Set the records down again in full, exactly as they are, apart from the images.

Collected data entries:
'''
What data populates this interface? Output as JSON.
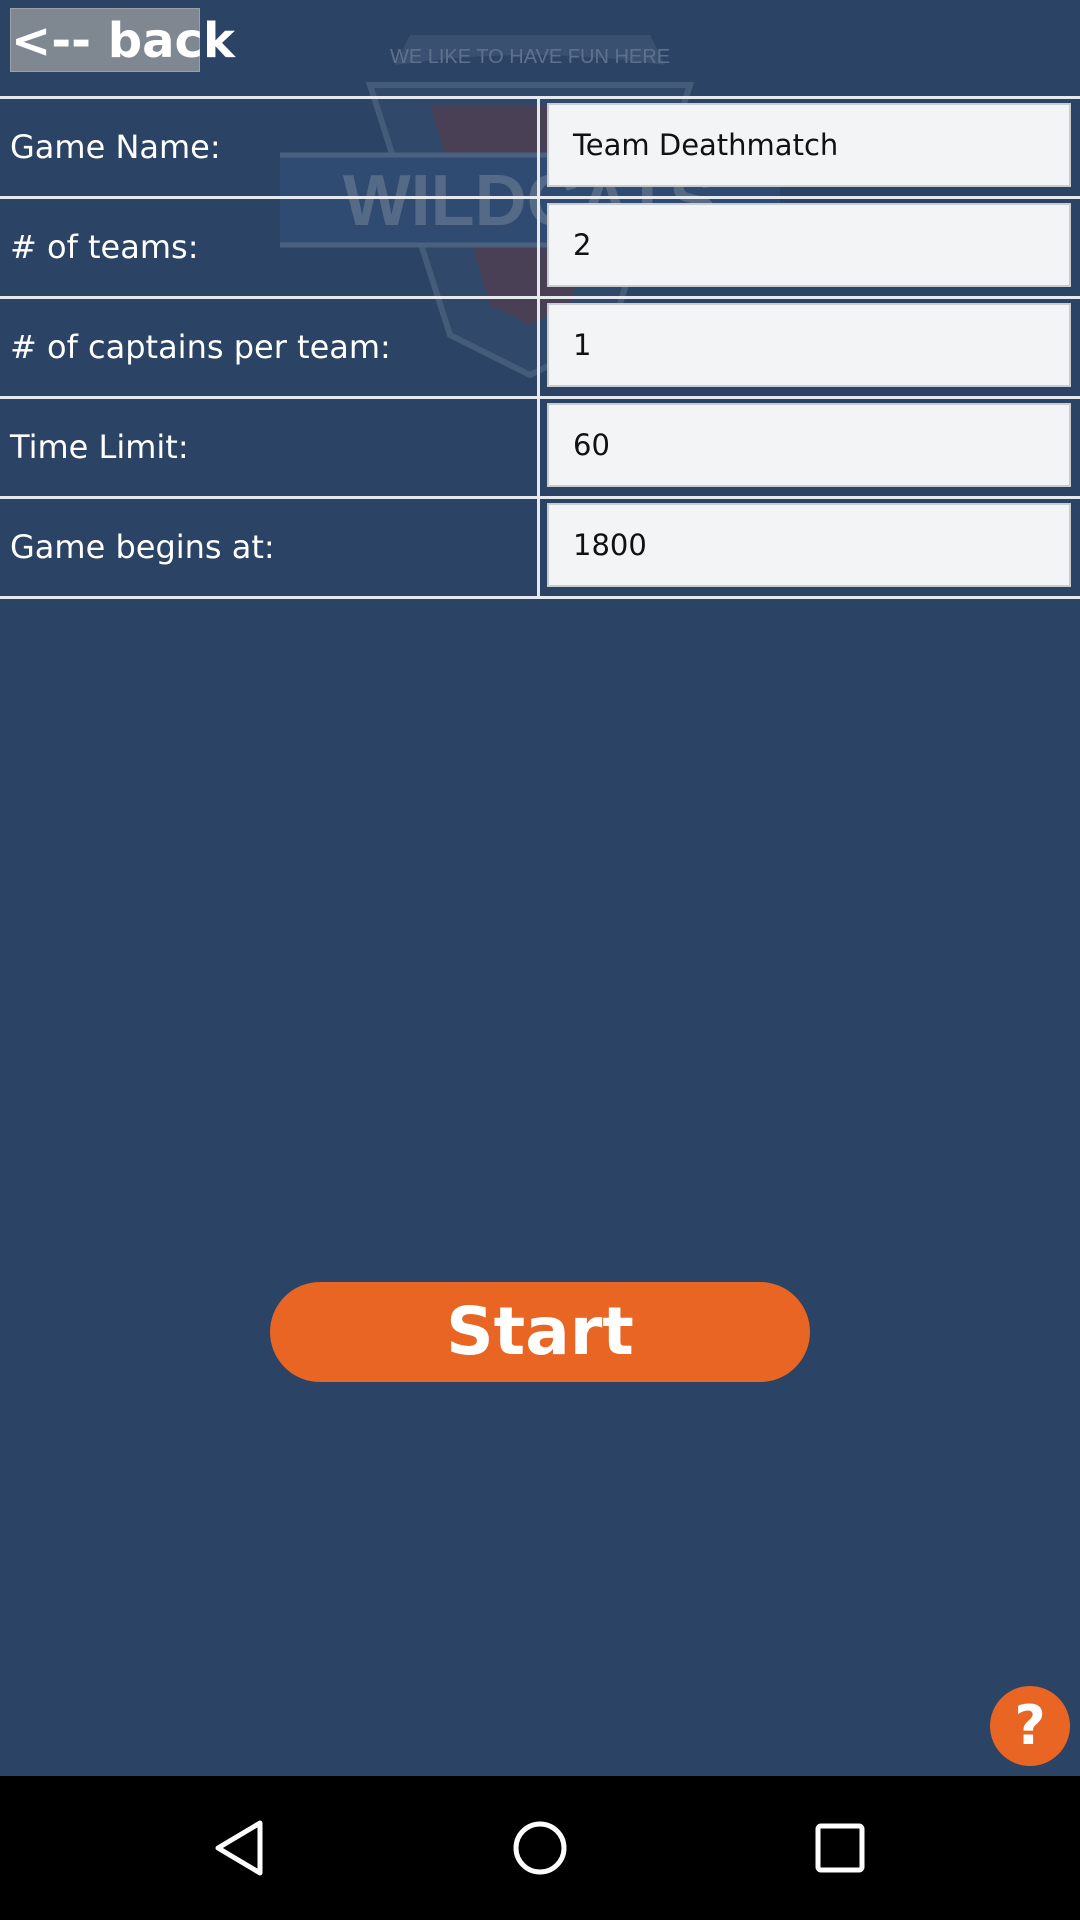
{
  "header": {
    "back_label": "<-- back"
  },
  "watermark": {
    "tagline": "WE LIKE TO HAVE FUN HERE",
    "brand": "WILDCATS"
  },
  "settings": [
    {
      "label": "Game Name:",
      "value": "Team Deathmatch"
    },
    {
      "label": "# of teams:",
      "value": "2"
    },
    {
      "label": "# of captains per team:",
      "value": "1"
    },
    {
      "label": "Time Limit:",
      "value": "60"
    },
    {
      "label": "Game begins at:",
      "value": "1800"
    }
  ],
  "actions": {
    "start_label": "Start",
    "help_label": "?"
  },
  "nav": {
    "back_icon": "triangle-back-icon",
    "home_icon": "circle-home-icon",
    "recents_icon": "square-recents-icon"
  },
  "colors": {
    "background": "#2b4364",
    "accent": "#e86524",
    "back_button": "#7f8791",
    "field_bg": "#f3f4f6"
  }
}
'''
* [Answer for this exercise]:
What data populates this interface? Output as JSON.
{
  "header": {
    "back_label": "<-- back"
  },
  "watermark": {
    "tagline": "WE LIKE TO HAVE FUN HERE",
    "brand": "WILDCATS"
  },
  "settings": [
    {
      "label": "Game Name:",
      "value": "Team Deathmatch"
    },
    {
      "label": "# of teams:",
      "value": "2"
    },
    {
      "label": "# of captains per team:",
      "value": "1"
    },
    {
      "label": "Time Limit:",
      "value": "60"
    },
    {
      "label": "Game begins at:",
      "value": "1800"
    }
  ],
  "actions": {
    "start_label": "Start",
    "help_label": "?"
  },
  "nav": {
    "back_icon": "triangle-back-icon",
    "home_icon": "circle-home-icon",
    "recents_icon": "square-recents-icon"
  },
  "colors": {
    "background": "#2b4364",
    "accent": "#e86524",
    "back_button": "#7f8791",
    "field_bg": "#f3f4f6"
  }
}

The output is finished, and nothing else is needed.